By Donald J. Flemming, MD
The ABR is committed to performance improvement. One pillar of improvement for an individual or an organization is gathering performance data to guide decisions to improve outcomes.
One of the ABR’s most important sources of feedback is its advisory committees. Each discipline under the ABR umbrella has an advisory committee that provides feedback about the Initial Certification and Maintenance of Certification processes. These committees are composed of volunteers who are directly affected by their discipline’s respective processes and meet annually to discuss relevant issues.
The Diagnostic Radiology Initial Certification Advisory Committee (ICAC) consists of three representatives from the American Alliance of Academic Chief Residents in Radiology (A3CR2), two from the Resident and Fellow Section of the American College of Radiology (ACR), two from the Resident Section of the Radiological Society of North America (RSNA), one resident from the Accreditation Council for Graduate Medical Education (ACGME) Diagnostic Radiology Review Committee, one resident from the Association of Program Directors in Radiology (APDR), and the most immediate past president of the APDR. Members are solicited from these societies with the goal of having the membership be as diverse as possible, including regional and program variety. Volunteers serve a two-year term and meet at least annually, usually at the RSNA meeting. The committee is chaired by a member of the ABR Board.
The primary goal of the DR ICAC is to improve communication between the ABR and candidates active in the Initial Certification process. We strongly believe that clear and transparent communication can improve the Initial Certification Exam experience and reduce unnecessary stress. We have explored using contemporary methods of communication, including social networking and social media, and have developed tools to assess the effectiveness of proposed modifications in communication.

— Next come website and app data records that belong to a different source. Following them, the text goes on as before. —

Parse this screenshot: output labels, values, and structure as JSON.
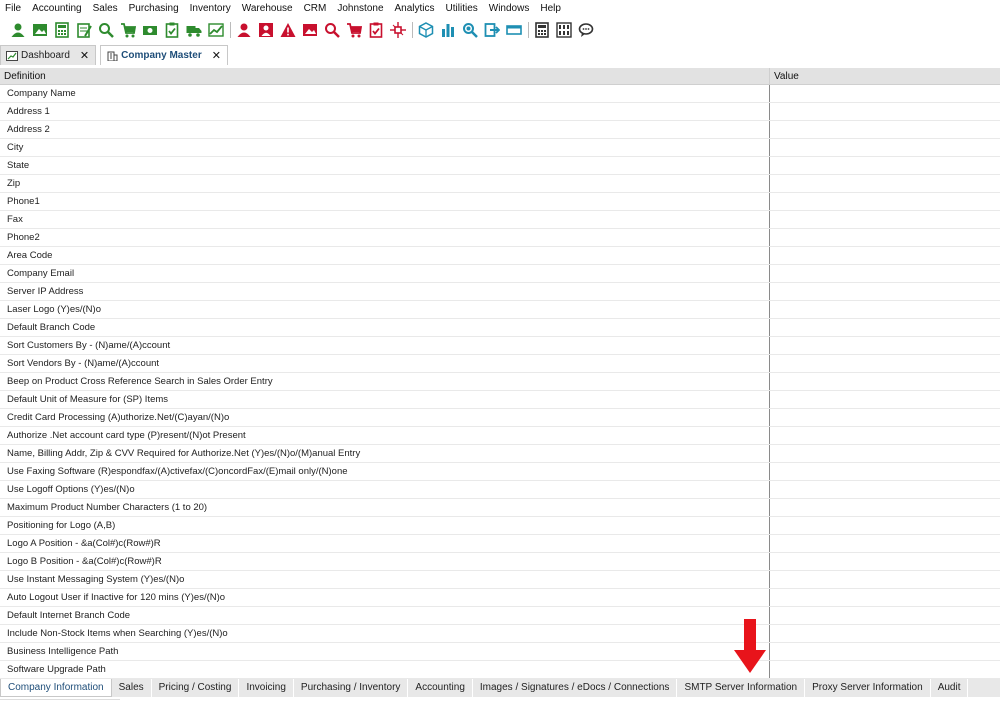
{
  "menu": [
    "File",
    "Accounting",
    "Sales",
    "Purchasing",
    "Inventory",
    "Warehouse",
    "CRM",
    "Johnstone",
    "Analytics",
    "Utilities",
    "Windows",
    "Help"
  ],
  "toolbar": {
    "icons": [
      "user-icon",
      "image-icon",
      "calculator-icon",
      "notepad-icon",
      "search-icon",
      "cart-icon",
      "money-icon",
      "clipboard-check-icon",
      "truck-icon",
      "trend-chart-icon",
      "user-icon",
      "portrait-icon",
      "warning-icon",
      "image-icon",
      "search-icon",
      "cart-icon",
      "clipboard-check-icon",
      "network-icon",
      "cube-icon",
      "bar-chart-icon",
      "magnify-icon",
      "export-icon",
      "window-icon",
      "calculator-icon",
      "abacus-icon",
      "chat-icon"
    ],
    "colors": {
      "green": "#2e8b2e",
      "red": "#c8102e",
      "teal": "#1e8fb3",
      "dark": "#333333"
    }
  },
  "doc_tabs": [
    {
      "label": "Dashboard",
      "icon": "chart-icon",
      "active": false
    },
    {
      "label": "Company Master",
      "icon": "building-icon",
      "active": true
    }
  ],
  "grid": {
    "columns": {
      "definition": "Definition",
      "value": "Value"
    },
    "rows": [
      "Company Name",
      "Address 1",
      "Address 2",
      "City",
      "State",
      "Zip",
      "Phone1",
      "Fax",
      "Phone2",
      "Area Code",
      "Company Email",
      "Server IP Address",
      "Laser Logo (Y)es/(N)o",
      "Default Branch Code",
      "Sort Customers By - (N)ame/(A)ccount",
      "Sort Vendors By - (N)ame/(A)ccount",
      "Beep on Product Cross Reference Search in Sales Order Entry",
      "Default Unit of Measure for (SP) Items",
      "Credit Card Processing (A)uthorize.Net/(C)ayan/(N)o",
      "Authorize .Net account card type (P)resent/(N)ot Present",
      "Name, Billing Addr, Zip & CVV Required for Authorize.Net (Y)es/(N)o/(M)anual Entry",
      "Use Faxing Software (R)espondfax/(A)ctivefax/(C)oncordFax/(E)mail only/(N)one",
      "Use Logoff Options (Y)es/(N)o",
      "Maximum Product Number Characters (1 to 20)",
      "Positioning for Logo (A,B)",
      "Logo A Position - &a(Col#)c(Row#)R",
      "Logo B Position - &a(Col#)c(Row#)R",
      "Use Instant Messaging System (Y)es/(N)o",
      "Auto Logout User if Inactive for 120 mins (Y)es/(N)o",
      "Default Internet Branch Code",
      "Include Non-Stock Items when Searching (Y)es/(N)o",
      "Business Intelligence Path",
      "Software Upgrade Path"
    ]
  },
  "bottom_tabs": [
    {
      "label": "Company Information",
      "active": true
    },
    {
      "label": "Sales",
      "active": false
    },
    {
      "label": "Pricing / Costing",
      "active": false
    },
    {
      "label": "Invoicing",
      "active": false
    },
    {
      "label": "Purchasing / Inventory",
      "active": false
    },
    {
      "label": "Accounting",
      "active": false
    },
    {
      "label": "Images / Signatures / eDocs / Connections",
      "active": false
    },
    {
      "label": "SMTP Server Information",
      "active": false
    },
    {
      "label": "Proxy Server Information",
      "active": false
    },
    {
      "label": "Audit",
      "active": false
    }
  ],
  "annotation": {
    "icon": "red-down-arrow-icon",
    "color": "#e8141b"
  }
}
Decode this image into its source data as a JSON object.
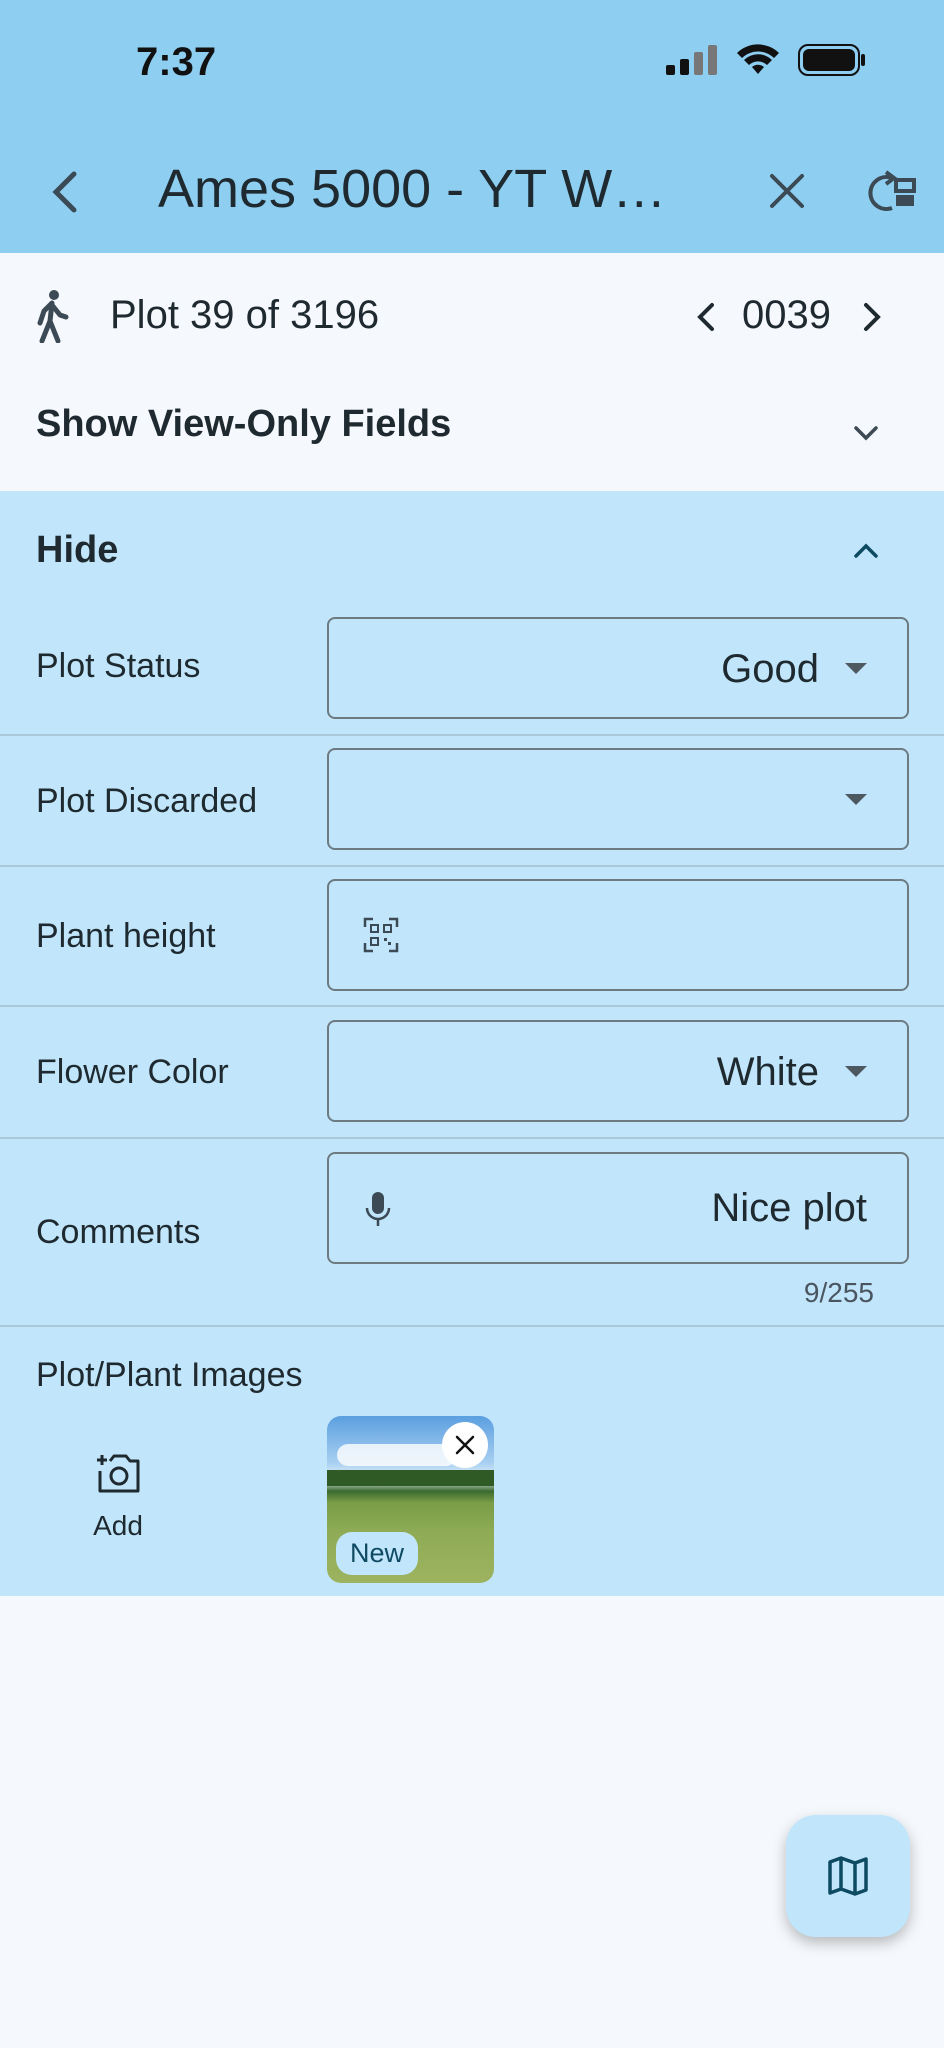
{
  "status_bar": {
    "time": "7:37"
  },
  "header": {
    "title": "Ames 5000 - YT Wit…"
  },
  "plot_nav": {
    "position_text": "Plot 39 of 3196",
    "plot_number": "0039"
  },
  "view_only": {
    "label": "Show View-Only Fields"
  },
  "panel": {
    "hide_label": "Hide"
  },
  "fields": {
    "plot_status": {
      "label": "Plot Status",
      "value": "Good"
    },
    "plot_discarded": {
      "label": "Plot Discarded",
      "value": ""
    },
    "plant_height": {
      "label": "Plant height",
      "value": ""
    },
    "flower_color": {
      "label": "Flower Color",
      "value": "White"
    },
    "comments": {
      "label": "Comments",
      "value": "Nice plot",
      "counter": "9/255"
    }
  },
  "images": {
    "label": "Plot/Plant Images",
    "add_label": "Add",
    "thumbnail_badge": "New"
  },
  "colors": {
    "header_bg": "#8ecef0",
    "panel_bg": "#c1e6fb",
    "page_bg": "#f5f8fc",
    "accent": "#0f4a63"
  },
  "icons": [
    "back-arrow-icon",
    "close-icon",
    "switch-icon",
    "walk-icon",
    "chevron-left-icon",
    "chevron-right-icon",
    "chevron-down-icon",
    "chevron-up-icon",
    "qr-scan-icon",
    "microphone-icon",
    "add-photo-icon",
    "map-icon"
  ]
}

The DR ICAC recently met at the ABR headquarters in Tucson as part of a pilot program. The goal of the meeting was to allow the members to see first-hand the infrastructure that is necessary to accomplish the ABR’s mission. ABR staff provided brief presentations about their responsibilities followed by a Q & A session. The ensuing discussion was beneficial for both committee members and ABR staff. The committee members were uniformly impressed with the ABR’s commitment to providing the best possible examination and testing experience. This pilot experience was considered a success by all participants and will be expanded to the other ABR disciplines.
Members of the committee are Jasmine Branchcomb, MD; Jesse Conyers, MD; Jessica Fried, MD; Jidi Gao, MD; Sara Hunter, MD; Frances Lazarow, MD; Mark Mullins, MD, PhD; Erik Velez, MD; Joss Wertz, DO; and Daniel Young, MD.